***** Provided material *****

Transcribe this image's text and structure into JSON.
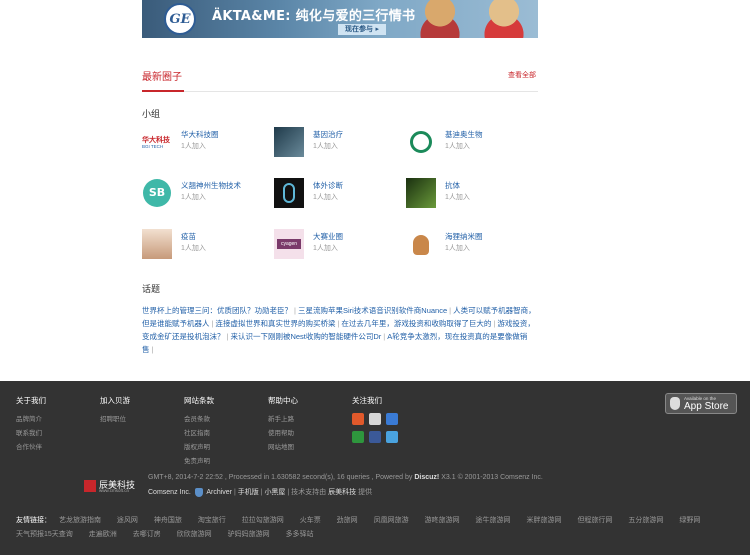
{
  "banner": {
    "ge_text": "GE",
    "title": "ÄKTA&ME: 纯化与爱的三行情书",
    "cta": "现在参与 ▸"
  },
  "section": {
    "title": "最新圈子",
    "see_all": "查看全部"
  },
  "groups_title": "小组",
  "groups": [
    {
      "name": "华大科技圈",
      "members": "1人加入",
      "thumb_text": "华大科技",
      "thumb_sub": "BGI TECH"
    },
    {
      "name": "基因治疗",
      "members": "1人加入"
    },
    {
      "name": "基迪奥生物",
      "members": "1人加入"
    },
    {
      "name": "义翘神州生物技术",
      "members": "1人加入",
      "thumb_text": "SB"
    },
    {
      "name": "体外诊断",
      "members": "1人加入"
    },
    {
      "name": "抗体",
      "members": "1人加入"
    },
    {
      "name": "疫苗",
      "members": "1人加入"
    },
    {
      "name": "大赛业圈",
      "members": "1人加入",
      "thumb_text": "cyagen"
    },
    {
      "name": "海狸纳米圈",
      "members": "1人加入"
    }
  ],
  "topics_title": "话题",
  "topics": [
    "世界杯上的管理三问：优质团队？功勋老臣？",
    "三星流购苹果Siri技术语音识别软件商Nuance",
    "人类可以赋予机器智商，但是谁能赋予机器人",
    "连接虚拟世界和真实世界的购买桥梁",
    "在过去几年里，游戏投资和收购取得了巨大的",
    "游戏投资，变成金矿还是投机泡沫？",
    "来认识一下刚刚被Nest收购的智能硬件公司Dr",
    "A轮竞争太激烈，现在投资真的是要像做销售"
  ],
  "footer": {
    "columns": [
      {
        "heading": "关于我们",
        "links": [
          "品牌简介",
          "联系我们",
          "合作伙伴"
        ]
      },
      {
        "heading": "加入贝游",
        "links": [
          "招聘职位"
        ]
      },
      {
        "heading": "网站条款",
        "links": [
          "会员条款",
          "社区指南",
          "版权声明",
          "免责声明"
        ]
      },
      {
        "heading": "帮助中心",
        "links": [
          "新手上路",
          "使用帮助",
          "网站地图"
        ]
      },
      {
        "heading": "关注我们",
        "links": []
      }
    ],
    "appstore_small": "Available on the",
    "appstore_big": "App Store",
    "company_name": "辰美科技",
    "company_url": "www.cmsoft.cn",
    "copyright_line": "GMT+8, 2014-7-2 22:52 , Processed in 1.630582 second(s), 16 queries , Powered by",
    "powered_by": "Discuz!",
    "version": "X3.1 © 2001-2013 Comsenz Inc.",
    "comsenz": "Comsenz Inc.",
    "archiver": "Archiver",
    "mobile": "手机版",
    "blackroom": "小黑屋",
    "tech_support": "技术支持由",
    "tech_company": "辰美科技",
    "tech_suffix": "提供",
    "links_label": "友情链接：",
    "friend_links": [
      "艺龙旅游指南",
      "途风网",
      "神舟国旅",
      "淘宝旅行",
      "拉拉勾旅游网",
      "火车票",
      "劲旅网",
      "凤凰网旅游",
      "游咚旅游网",
      "途牛旅游网",
      "米胖旅游网",
      "但程旅行网",
      "五分旅游网",
      "绿野网",
      "天气预报15天查询",
      "走遍欧洲",
      "去哪订房",
      "欣欣旅游网",
      "驴妈妈旅游网",
      "多多驿站"
    ]
  }
}
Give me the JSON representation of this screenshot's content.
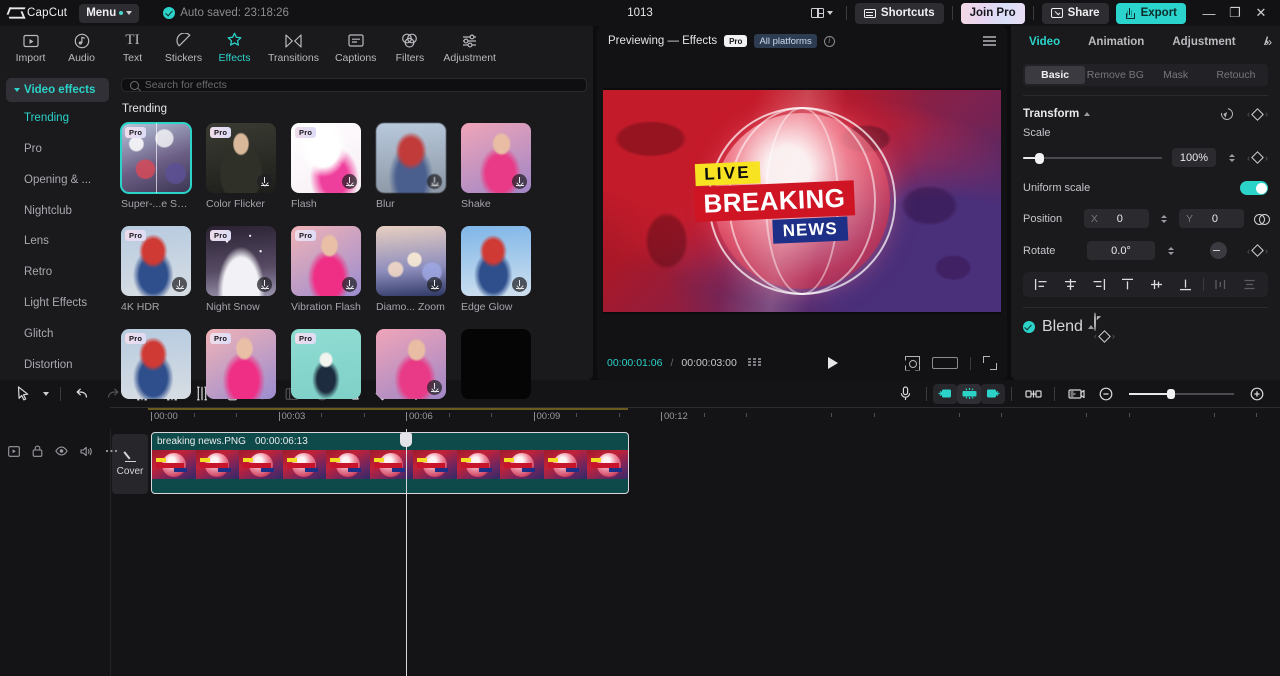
{
  "titlebar": {
    "brand": "CapCut",
    "menu_label": "Menu",
    "autosave": "Auto saved: 23:18:26",
    "doc_title": "1013",
    "shortcuts_label": "Shortcuts",
    "join_pro_label": "Join Pro",
    "share_label": "Share",
    "export_label": "Export",
    "minimize": "—",
    "maximize": "❐",
    "close": "✕"
  },
  "module_tabs": [
    {
      "label": "Import",
      "icon": "import-icon",
      "active": false
    },
    {
      "label": "Audio",
      "icon": "audio-icon",
      "active": false
    },
    {
      "label": "Text",
      "icon": "text-icon",
      "active": false
    },
    {
      "label": "Stickers",
      "icon": "stickers-icon",
      "active": false
    },
    {
      "label": "Effects",
      "icon": "effects-icon",
      "active": true
    },
    {
      "label": "Transitions",
      "icon": "transitions-icon",
      "active": false
    },
    {
      "label": "Captions",
      "icon": "captions-icon",
      "active": false
    },
    {
      "label": "Filters",
      "icon": "filters-icon",
      "active": false
    },
    {
      "label": "Adjustment",
      "icon": "adjustment-icon",
      "active": false
    }
  ],
  "effects_panel": {
    "category_header": "Video effects",
    "categories": [
      {
        "label": "Trending",
        "active": true
      },
      {
        "label": "Pro",
        "active": false
      },
      {
        "label": "Opening & ...",
        "active": false
      },
      {
        "label": "Nightclub",
        "active": false
      },
      {
        "label": "Lens",
        "active": false
      },
      {
        "label": "Retro",
        "active": false
      },
      {
        "label": "Light Effects",
        "active": false
      },
      {
        "label": "Glitch",
        "active": false
      },
      {
        "label": "Distortion",
        "active": false
      }
    ],
    "search_placeholder": "Search for effects",
    "search_value": "",
    "section_title": "Trending",
    "pro_badge": "Pro",
    "items": [
      {
        "name": "Super-...e Spot",
        "pro": true,
        "download": false,
        "selected": true,
        "fill": "f-bokeh",
        "split": true
      },
      {
        "name": "Color Flicker",
        "pro": true,
        "download": true,
        "selected": false,
        "fill": "f-girl-dark",
        "split": false
      },
      {
        "name": "Flash",
        "pro": true,
        "download": true,
        "selected": false,
        "fill": "f-flashwhite",
        "split": false
      },
      {
        "name": "Blur",
        "pro": false,
        "download": true,
        "selected": false,
        "fill": "f-blurboy",
        "split": false
      },
      {
        "name": "Shake",
        "pro": false,
        "download": true,
        "selected": false,
        "fill": "f-pinkgirl",
        "split": false
      },
      {
        "name": "4K HDR",
        "pro": true,
        "download": true,
        "selected": false,
        "fill": "f-boy4k",
        "split": false
      },
      {
        "name": "Night Snow",
        "pro": true,
        "download": true,
        "selected": false,
        "fill": "f-snow",
        "split": false
      },
      {
        "name": "Vibration Flash",
        "pro": true,
        "download": true,
        "selected": false,
        "fill": "f-vibr",
        "split": false
      },
      {
        "name": "Diamo... Zoom",
        "pro": false,
        "download": true,
        "selected": false,
        "fill": "f-diam",
        "split": false
      },
      {
        "name": "Edge Glow",
        "pro": false,
        "download": true,
        "selected": false,
        "fill": "f-edge",
        "split": false
      },
      {
        "name": "",
        "pro": true,
        "download": false,
        "selected": false,
        "fill": "f-boy4k",
        "split": false
      },
      {
        "name": "",
        "pro": true,
        "download": false,
        "selected": false,
        "fill": "f-vibr",
        "split": false
      },
      {
        "name": "",
        "pro": true,
        "download": false,
        "selected": false,
        "fill": "f-teal",
        "split": false
      },
      {
        "name": "",
        "pro": false,
        "download": true,
        "selected": false,
        "fill": "f-pinkgirl",
        "split": false
      },
      {
        "name": "",
        "pro": false,
        "download": false,
        "selected": false,
        "fill": "f-black",
        "split": false
      }
    ]
  },
  "preview": {
    "title": "Previewing — Effects",
    "pro_chip": "Pro",
    "platform_chip": "All platforms",
    "current_time": "00:00:01:06",
    "time_separator": "/",
    "total_time": "00:00:03:00",
    "video": {
      "live_text": "LIVE",
      "breaking_text": "BREAKING",
      "news_text": "NEWS"
    }
  },
  "properties": {
    "tabs": [
      {
        "label": "Video",
        "active": true
      },
      {
        "label": "Animation",
        "active": false
      },
      {
        "label": "Adjustment",
        "active": false
      },
      {
        "label": "AI stylize",
        "active": false
      }
    ],
    "more": "»",
    "segments": [
      {
        "label": "Basic",
        "active": true
      },
      {
        "label": "Remove BG",
        "active": false
      },
      {
        "label": "Mask",
        "active": false
      },
      {
        "label": "Retouch",
        "active": false
      }
    ],
    "transform_title": "Transform",
    "scale_label": "Scale",
    "scale_value": "100%",
    "uniform_scale_label": "Uniform scale",
    "uniform_scale_on": true,
    "position_label": "Position",
    "position_x_axis": "X",
    "position_x_value": "0",
    "position_y_axis": "Y",
    "position_y_value": "0",
    "rotate_label": "Rotate",
    "rotate_value": "0.0°",
    "blend_label": "Blend",
    "blend_enabled": true
  },
  "timeline": {
    "tools": [
      {
        "name": "select-tool",
        "dim": false
      },
      {
        "name": "undo-tool",
        "dim": false
      },
      {
        "name": "redo-tool",
        "dim": true
      },
      {
        "name": "split-tool",
        "dim": false
      },
      {
        "name": "trim-left-tool",
        "dim": false
      },
      {
        "name": "trim-right-tool",
        "dim": false
      },
      {
        "name": "delete-tool",
        "dim": false
      },
      {
        "name": "freeze-tool",
        "dim": true
      },
      {
        "name": "crop-frame-tool",
        "dim": true
      },
      {
        "name": "reverse-tool",
        "dim": true
      },
      {
        "name": "mirror-tool",
        "dim": false
      },
      {
        "name": "rotate-tool",
        "dim": false
      },
      {
        "name": "crop-tool",
        "dim": false
      }
    ],
    "right_tools": [
      {
        "name": "record-voiceover-icon"
      },
      {
        "name": "snap-start-icon"
      },
      {
        "name": "auto-snap-icon"
      },
      {
        "name": "snap-end-icon"
      },
      {
        "name": "link-clips-icon"
      },
      {
        "name": "preview-thumbnails-icon"
      },
      {
        "name": "zoom-out-icon"
      },
      {
        "name": "zoom-in-icon"
      }
    ],
    "ruler_labels": [
      "00:00",
      "00:03",
      "00:06",
      "00:09",
      "00:12"
    ],
    "track_controls": [
      {
        "name": "track-thumbnail-toggle"
      },
      {
        "name": "track-lock"
      },
      {
        "name": "track-visibility"
      },
      {
        "name": "track-mute"
      },
      {
        "name": "track-more"
      }
    ],
    "cover_label": "Cover",
    "clip": {
      "name": "breaking news.PNG",
      "duration": "00:00:06:13",
      "frame_live": "LIVE",
      "frame_breaking": "BREAKING",
      "frame_news": "NEWS"
    }
  },
  "colors": {
    "accent": "#2bd3c9",
    "panel_bg": "#1a1a1d",
    "app_bg": "#0d0d0f",
    "clip_bg": "#0f4a4a",
    "export_bg": "#2ad4cc"
  }
}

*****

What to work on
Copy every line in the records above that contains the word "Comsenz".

Written reply
    "version": "X3.1 © 2001-2013 Comsenz Inc.",
    "comsenz": "Comsenz Inc.",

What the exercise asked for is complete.